▶ [Exercise instructions] Find every line containing the word "this" in the records below; report only how many there are.
__________
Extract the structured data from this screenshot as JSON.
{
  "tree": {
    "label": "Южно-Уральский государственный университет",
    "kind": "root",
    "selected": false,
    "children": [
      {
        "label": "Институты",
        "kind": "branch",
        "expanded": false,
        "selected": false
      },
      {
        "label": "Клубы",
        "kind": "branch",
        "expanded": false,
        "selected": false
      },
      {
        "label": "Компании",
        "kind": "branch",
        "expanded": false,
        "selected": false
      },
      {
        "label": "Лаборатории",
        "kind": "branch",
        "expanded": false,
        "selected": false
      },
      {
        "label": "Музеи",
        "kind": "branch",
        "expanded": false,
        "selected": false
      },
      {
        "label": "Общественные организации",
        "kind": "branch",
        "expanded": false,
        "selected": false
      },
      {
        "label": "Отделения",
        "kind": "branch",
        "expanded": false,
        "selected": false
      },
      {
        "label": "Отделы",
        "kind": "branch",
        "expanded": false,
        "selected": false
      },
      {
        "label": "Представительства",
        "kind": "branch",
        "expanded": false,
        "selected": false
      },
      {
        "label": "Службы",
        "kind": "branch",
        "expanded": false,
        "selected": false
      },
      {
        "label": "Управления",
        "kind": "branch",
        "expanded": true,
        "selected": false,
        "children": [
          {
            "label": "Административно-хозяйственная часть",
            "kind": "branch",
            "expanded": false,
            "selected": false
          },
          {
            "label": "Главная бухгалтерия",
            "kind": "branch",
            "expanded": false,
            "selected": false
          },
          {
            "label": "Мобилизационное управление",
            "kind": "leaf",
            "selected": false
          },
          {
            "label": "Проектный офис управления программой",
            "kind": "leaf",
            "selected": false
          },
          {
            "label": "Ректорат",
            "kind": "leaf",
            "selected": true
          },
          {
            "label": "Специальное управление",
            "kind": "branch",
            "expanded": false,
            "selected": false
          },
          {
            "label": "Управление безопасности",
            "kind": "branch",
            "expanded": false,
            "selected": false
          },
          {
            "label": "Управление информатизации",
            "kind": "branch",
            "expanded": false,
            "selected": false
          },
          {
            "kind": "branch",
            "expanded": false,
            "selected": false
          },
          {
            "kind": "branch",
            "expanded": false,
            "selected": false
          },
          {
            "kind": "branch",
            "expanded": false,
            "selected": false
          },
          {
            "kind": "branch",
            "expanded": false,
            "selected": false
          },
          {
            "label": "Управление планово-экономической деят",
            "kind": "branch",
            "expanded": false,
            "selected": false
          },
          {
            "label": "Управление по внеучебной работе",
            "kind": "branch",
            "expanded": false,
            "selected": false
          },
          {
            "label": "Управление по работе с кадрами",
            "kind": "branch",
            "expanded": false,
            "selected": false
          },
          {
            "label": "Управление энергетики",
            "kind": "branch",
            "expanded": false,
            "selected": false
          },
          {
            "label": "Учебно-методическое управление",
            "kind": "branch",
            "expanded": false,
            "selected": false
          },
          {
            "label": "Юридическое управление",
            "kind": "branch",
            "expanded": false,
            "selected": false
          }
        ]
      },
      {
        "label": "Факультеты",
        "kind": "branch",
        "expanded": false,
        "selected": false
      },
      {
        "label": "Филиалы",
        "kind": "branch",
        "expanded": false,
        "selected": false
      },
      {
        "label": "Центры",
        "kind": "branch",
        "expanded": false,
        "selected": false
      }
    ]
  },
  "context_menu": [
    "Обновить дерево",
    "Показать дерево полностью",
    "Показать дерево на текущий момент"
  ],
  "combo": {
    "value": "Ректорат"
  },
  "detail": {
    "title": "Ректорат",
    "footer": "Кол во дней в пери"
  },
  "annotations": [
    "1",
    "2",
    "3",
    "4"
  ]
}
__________
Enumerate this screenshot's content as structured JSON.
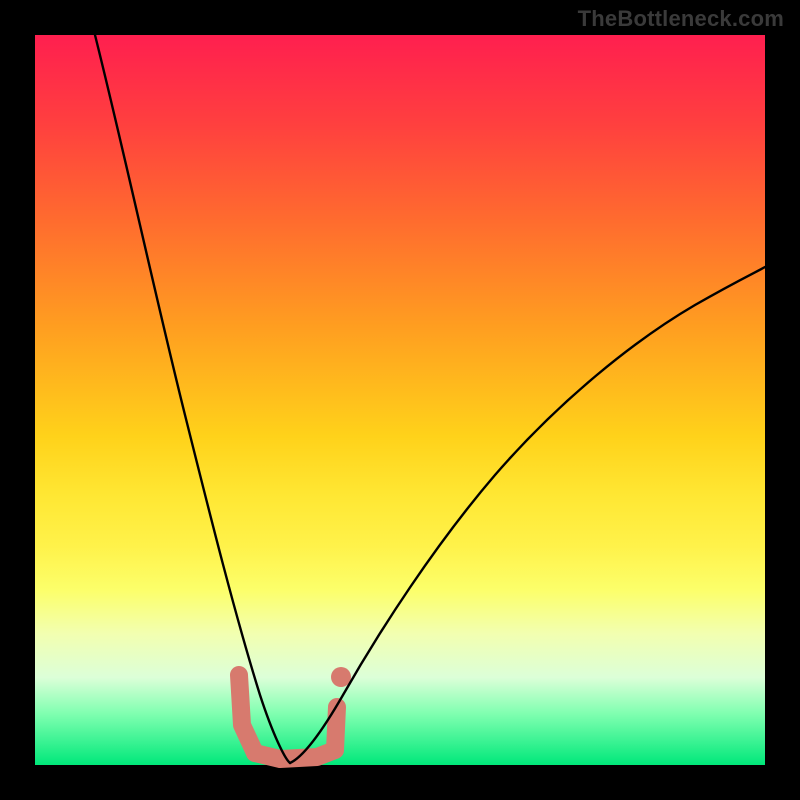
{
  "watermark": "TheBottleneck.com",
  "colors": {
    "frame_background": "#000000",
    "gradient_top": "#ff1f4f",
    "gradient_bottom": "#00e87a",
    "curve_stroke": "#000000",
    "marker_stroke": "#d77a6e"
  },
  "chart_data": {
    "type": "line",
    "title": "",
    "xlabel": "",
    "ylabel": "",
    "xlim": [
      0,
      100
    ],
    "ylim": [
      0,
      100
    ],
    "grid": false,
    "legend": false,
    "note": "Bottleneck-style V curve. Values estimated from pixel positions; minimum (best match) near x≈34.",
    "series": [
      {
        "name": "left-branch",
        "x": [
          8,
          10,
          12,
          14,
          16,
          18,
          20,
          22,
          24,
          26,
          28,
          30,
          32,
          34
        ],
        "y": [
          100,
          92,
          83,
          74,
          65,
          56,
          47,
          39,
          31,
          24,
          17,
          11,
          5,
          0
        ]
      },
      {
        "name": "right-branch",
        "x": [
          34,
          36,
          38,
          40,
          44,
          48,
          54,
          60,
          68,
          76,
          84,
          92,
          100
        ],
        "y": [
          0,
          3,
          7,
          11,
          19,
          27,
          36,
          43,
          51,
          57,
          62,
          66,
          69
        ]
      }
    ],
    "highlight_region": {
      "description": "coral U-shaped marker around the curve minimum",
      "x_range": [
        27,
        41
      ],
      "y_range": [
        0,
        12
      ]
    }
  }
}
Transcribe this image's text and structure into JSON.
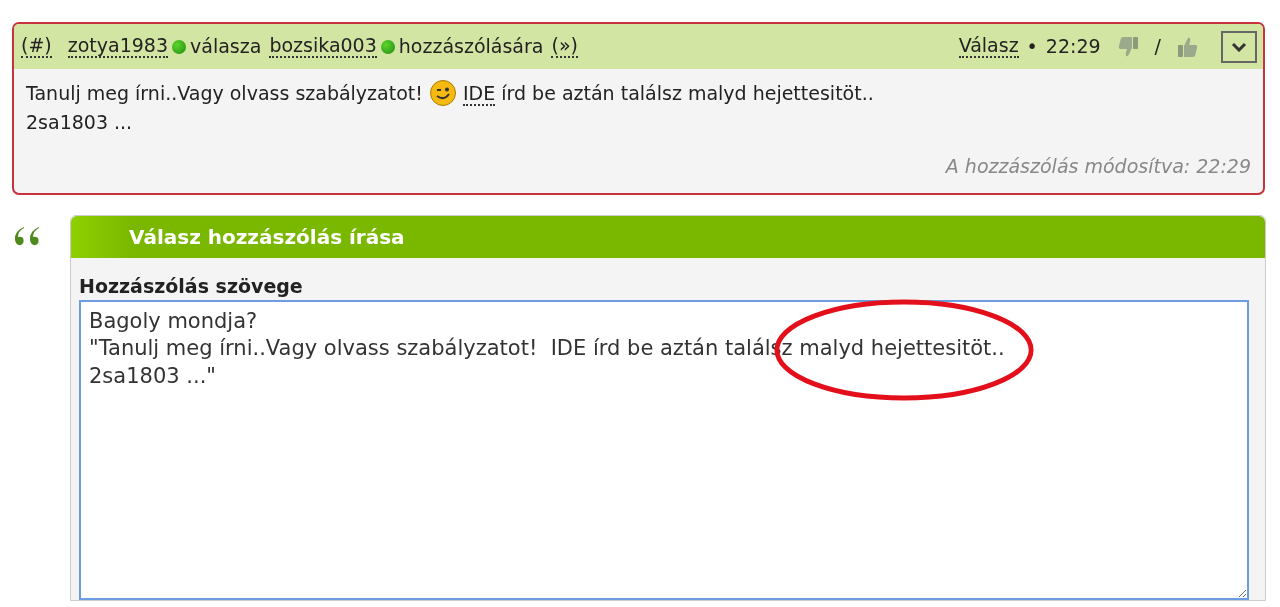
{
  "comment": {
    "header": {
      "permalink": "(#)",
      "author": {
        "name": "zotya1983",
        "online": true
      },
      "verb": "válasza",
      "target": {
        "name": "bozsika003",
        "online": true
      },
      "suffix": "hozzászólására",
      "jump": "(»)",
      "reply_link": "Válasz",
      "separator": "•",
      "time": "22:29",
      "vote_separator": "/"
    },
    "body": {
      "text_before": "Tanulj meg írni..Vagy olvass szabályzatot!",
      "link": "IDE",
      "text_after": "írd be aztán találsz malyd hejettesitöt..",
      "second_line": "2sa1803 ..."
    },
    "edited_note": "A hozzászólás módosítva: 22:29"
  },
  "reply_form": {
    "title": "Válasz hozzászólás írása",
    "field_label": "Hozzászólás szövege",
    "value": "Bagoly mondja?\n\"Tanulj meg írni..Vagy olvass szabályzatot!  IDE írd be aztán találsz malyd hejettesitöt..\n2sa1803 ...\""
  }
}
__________
▶ [Task result] 3